## Exercise description
Exactly those lines that run from the one containing "Transcribe this image's" through the last line of the entries below should be printed, and no others.

[Web page and app entries]
+---+

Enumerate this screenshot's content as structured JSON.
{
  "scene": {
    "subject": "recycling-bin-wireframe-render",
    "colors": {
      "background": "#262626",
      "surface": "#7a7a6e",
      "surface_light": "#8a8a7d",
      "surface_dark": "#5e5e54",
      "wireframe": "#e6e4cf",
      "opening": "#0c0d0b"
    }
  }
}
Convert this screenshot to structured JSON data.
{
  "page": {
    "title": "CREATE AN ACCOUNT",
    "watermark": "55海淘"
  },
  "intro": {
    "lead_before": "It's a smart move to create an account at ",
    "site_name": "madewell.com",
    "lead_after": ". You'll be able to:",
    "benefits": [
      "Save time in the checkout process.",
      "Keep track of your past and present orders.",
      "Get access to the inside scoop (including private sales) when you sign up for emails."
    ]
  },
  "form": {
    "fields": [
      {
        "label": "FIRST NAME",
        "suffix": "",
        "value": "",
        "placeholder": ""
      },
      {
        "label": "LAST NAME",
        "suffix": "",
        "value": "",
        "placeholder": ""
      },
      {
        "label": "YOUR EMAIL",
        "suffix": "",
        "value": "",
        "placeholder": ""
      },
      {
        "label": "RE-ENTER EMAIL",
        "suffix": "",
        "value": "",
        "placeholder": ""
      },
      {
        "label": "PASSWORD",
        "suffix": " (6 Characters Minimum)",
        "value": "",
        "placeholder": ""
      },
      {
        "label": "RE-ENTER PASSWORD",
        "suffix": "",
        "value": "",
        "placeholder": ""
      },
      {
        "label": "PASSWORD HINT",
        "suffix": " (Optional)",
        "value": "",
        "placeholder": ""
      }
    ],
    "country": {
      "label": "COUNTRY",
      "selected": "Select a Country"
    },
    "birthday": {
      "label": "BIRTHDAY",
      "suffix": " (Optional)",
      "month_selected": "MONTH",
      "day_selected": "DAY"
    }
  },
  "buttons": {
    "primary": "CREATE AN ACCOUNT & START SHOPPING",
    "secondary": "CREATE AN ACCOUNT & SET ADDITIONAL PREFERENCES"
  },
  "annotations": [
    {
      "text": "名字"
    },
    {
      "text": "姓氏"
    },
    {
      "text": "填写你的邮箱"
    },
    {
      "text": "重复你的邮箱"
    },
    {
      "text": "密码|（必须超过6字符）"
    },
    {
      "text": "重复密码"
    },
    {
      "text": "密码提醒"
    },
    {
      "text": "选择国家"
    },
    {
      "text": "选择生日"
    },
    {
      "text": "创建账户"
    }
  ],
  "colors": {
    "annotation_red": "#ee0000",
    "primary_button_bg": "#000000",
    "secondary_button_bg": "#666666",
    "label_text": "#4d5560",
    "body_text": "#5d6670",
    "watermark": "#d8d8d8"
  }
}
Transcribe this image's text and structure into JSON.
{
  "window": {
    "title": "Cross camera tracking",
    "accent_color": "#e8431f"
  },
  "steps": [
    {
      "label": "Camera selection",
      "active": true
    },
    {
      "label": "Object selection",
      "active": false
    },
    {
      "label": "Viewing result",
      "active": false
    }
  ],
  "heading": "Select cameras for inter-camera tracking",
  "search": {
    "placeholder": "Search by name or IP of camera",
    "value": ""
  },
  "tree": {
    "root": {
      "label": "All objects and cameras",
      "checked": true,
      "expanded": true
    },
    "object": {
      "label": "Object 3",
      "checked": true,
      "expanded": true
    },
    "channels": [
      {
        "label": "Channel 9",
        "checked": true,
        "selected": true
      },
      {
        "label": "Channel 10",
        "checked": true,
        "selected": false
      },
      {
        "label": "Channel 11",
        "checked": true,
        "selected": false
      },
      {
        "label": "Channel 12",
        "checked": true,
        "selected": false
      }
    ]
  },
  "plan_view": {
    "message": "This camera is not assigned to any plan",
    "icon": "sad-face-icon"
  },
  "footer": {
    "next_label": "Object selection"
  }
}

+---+

## Your solution
Transcribe this image's text and structure into JSON.
{
  "window": {
    "title": "Cross camera tracking",
    "accent_color": "#e8431f"
  },
  "steps": [
    {
      "label": "Camera selection",
      "active": true
    },
    {
      "label": "Object selection",
      "active": false
    },
    {
      "label": "Viewing result",
      "active": false
    }
  ],
  "heading": "Select cameras for inter-camera tracking",
  "search": {
    "placeholder": "Search by name or IP of camera",
    "value": ""
  },
  "tree": {
    "root": {
      "label": "All objects and cameras",
      "checked": true,
      "expanded": true
    },
    "object": {
      "label": "Object 3",
      "checked": true,
      "expanded": true
    },
    "channels": [
      {
        "label": "Channel 9",
        "checked": true,
        "selected": true
      },
      {
        "label": "Channel 10",
        "checked": true,
        "selected": false
      },
      {
        "label": "Channel 11",
        "checked": true,
        "selected": false
      },
      {
        "label": "Channel 12",
        "checked": true,
        "selected": false
      }
    ]
  },
  "plan_view": {
    "message": "This camera is not assigned to any plan",
    "icon": "sad-face-icon"
  },
  "footer": {
    "next_label": "Object selection"
  }
}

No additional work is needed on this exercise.